One goal of drug designers has been to prevent tumors from making new blood vessels, a process known as angiogenesis. Angiogenesis depends upon the activation of a cellular pathway known as PI3K/Akt, but identifying nontoxic compounds that can inhibit this pathway has proved tricky.
One possibility is an inositol phosphate called IP5, a compound naturally present in beans, nuts, and cereals. Yet little is known about its potential efficacy as an antitumor agent. So Marco Falasca of the University College London Sackler Institute in the United Kingdom and colleagues decided to put IP5 to the test. They first induced angiogenesis in mice through the injection of a growth factor called FGF-2 and measured blood vessel development in the presence and absence of synthesised IP5. While FGF-2 boosted the formation of new blood vessels, IP5 had a clear inhibitory effect, reducing the number of new blood vessels by half.
In another set of experiments, the team implanted human ovarian carcinoma cells into mice. Twelve days later they injected the animals with either IP5 or cisplatin, a common ovarian cancer treatment. IP5 worked as well as cisplatin in reducing the volumes of the tumors, the team reports today in Cancer Research.

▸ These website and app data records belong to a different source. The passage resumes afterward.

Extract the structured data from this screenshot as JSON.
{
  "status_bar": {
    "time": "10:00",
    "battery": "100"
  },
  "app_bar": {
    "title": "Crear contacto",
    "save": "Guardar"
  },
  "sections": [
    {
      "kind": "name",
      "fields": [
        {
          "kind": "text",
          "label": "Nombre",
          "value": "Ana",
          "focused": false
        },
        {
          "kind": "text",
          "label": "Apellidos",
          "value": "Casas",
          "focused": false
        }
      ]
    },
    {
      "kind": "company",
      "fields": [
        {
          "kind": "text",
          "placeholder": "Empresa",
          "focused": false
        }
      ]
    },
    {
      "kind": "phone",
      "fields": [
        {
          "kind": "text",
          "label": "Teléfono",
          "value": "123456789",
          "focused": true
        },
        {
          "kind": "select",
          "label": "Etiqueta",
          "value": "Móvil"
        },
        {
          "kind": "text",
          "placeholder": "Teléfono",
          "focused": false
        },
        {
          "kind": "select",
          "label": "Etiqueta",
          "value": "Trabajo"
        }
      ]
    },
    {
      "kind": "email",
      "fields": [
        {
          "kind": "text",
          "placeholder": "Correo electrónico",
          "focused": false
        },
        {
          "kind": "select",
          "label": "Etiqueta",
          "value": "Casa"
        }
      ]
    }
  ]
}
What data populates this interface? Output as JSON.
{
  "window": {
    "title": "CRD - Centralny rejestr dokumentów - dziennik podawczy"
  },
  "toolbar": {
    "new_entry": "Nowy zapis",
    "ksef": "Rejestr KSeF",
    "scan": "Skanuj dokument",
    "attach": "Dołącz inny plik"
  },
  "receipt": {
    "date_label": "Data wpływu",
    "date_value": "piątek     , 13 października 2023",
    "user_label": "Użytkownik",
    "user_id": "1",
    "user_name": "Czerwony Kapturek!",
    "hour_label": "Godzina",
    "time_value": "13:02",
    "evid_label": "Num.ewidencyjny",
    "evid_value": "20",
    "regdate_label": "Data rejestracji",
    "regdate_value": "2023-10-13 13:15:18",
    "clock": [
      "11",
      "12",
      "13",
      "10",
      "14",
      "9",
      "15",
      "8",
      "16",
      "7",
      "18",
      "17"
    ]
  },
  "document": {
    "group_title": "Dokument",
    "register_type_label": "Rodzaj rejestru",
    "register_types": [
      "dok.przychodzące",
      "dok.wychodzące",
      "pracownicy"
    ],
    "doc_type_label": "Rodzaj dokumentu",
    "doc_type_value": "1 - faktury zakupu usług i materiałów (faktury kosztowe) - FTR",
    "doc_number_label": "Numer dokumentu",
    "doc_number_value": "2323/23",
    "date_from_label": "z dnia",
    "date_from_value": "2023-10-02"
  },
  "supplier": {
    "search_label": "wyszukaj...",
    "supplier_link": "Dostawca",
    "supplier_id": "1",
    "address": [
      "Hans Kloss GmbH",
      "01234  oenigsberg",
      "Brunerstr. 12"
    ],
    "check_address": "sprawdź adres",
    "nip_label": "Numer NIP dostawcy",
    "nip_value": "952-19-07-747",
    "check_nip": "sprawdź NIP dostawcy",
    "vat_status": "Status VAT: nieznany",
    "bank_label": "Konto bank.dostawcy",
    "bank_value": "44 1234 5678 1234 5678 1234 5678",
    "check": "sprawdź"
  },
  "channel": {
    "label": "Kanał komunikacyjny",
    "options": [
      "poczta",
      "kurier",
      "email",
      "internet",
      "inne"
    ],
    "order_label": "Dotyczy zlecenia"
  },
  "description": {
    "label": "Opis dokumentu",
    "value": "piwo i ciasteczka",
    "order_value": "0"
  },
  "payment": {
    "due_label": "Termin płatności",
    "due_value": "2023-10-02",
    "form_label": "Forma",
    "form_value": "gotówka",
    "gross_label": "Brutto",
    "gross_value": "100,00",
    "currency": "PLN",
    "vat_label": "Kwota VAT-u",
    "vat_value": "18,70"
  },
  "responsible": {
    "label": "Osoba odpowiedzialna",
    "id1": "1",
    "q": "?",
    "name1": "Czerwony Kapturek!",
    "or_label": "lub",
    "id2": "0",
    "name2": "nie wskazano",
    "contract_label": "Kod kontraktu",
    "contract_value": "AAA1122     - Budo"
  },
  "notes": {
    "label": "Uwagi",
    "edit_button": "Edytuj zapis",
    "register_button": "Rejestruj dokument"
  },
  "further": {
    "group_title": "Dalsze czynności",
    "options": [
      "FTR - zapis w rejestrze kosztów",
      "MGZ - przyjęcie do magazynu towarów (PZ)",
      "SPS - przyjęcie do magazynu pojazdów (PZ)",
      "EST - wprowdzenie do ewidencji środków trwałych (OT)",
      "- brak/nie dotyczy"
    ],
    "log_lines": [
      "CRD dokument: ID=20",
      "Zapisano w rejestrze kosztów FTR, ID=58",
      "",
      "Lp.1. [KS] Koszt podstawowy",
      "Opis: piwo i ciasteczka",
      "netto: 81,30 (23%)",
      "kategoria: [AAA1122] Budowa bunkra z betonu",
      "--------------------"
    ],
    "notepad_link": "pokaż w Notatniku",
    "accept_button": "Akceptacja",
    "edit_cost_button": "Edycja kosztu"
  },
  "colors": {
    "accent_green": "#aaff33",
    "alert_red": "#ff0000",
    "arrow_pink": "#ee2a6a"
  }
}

IP5 seems a good candidate to eventually join the list of angiogenesis inhibitors already approved by the U.S. Food and Drug Administration, says cell biologist Judah Folkman of Harvard Medical School in Boston, Massachusetts. "It may be useful in combination [with other inhibitors]," he says, and there may be fewer problems with side-effects and drug resistance.